§ Prompt
Count the lines of the records below that hold the word "text", and give only the number.

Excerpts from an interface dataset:
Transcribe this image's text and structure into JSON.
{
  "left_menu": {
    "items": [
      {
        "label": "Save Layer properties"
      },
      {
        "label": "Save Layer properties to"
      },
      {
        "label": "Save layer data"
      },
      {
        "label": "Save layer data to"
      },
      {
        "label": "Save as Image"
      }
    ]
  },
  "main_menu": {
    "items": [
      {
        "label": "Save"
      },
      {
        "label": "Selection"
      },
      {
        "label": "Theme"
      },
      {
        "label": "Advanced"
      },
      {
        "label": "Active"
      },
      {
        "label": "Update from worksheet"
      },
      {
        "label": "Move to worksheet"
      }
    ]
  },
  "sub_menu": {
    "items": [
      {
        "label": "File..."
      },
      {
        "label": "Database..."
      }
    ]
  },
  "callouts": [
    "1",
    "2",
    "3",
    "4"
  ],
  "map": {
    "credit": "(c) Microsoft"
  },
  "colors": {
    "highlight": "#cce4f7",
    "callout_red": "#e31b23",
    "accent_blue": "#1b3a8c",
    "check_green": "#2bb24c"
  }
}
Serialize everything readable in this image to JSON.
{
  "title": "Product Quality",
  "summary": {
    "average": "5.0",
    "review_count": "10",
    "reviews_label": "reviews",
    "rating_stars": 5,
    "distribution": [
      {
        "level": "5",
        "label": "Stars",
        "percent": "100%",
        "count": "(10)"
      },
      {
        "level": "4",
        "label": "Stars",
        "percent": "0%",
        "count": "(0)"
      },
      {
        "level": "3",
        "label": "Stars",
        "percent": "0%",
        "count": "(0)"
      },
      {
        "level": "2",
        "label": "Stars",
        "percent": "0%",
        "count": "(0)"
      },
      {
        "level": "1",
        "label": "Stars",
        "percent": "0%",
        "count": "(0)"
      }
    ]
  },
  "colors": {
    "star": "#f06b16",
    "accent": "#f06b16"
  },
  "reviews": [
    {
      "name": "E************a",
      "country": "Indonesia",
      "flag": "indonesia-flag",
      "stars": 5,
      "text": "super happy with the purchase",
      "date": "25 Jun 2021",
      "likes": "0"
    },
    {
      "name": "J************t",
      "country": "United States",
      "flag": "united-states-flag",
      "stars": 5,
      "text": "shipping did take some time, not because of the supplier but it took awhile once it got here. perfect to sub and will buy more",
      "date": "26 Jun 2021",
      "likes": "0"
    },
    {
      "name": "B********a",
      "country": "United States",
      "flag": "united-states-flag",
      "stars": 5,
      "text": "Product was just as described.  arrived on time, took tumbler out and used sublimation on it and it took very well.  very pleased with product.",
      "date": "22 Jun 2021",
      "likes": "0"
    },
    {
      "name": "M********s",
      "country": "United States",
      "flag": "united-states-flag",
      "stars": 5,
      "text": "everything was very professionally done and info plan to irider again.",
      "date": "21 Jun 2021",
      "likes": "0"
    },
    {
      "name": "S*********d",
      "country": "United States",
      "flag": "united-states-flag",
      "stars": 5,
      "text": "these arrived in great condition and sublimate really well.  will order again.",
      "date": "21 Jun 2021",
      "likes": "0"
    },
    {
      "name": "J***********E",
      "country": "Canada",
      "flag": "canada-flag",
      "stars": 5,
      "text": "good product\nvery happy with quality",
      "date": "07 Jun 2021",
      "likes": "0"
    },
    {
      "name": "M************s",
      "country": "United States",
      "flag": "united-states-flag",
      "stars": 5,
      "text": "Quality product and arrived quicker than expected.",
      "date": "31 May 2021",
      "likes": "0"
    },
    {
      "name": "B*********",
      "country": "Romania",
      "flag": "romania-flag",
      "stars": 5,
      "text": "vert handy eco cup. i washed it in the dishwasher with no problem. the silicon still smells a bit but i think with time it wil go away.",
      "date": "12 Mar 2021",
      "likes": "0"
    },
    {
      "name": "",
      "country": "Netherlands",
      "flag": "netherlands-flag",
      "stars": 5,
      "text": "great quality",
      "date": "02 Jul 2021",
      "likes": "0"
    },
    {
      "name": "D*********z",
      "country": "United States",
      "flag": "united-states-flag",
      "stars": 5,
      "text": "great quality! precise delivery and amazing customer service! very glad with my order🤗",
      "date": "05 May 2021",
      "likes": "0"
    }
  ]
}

§ Response to this exercise
11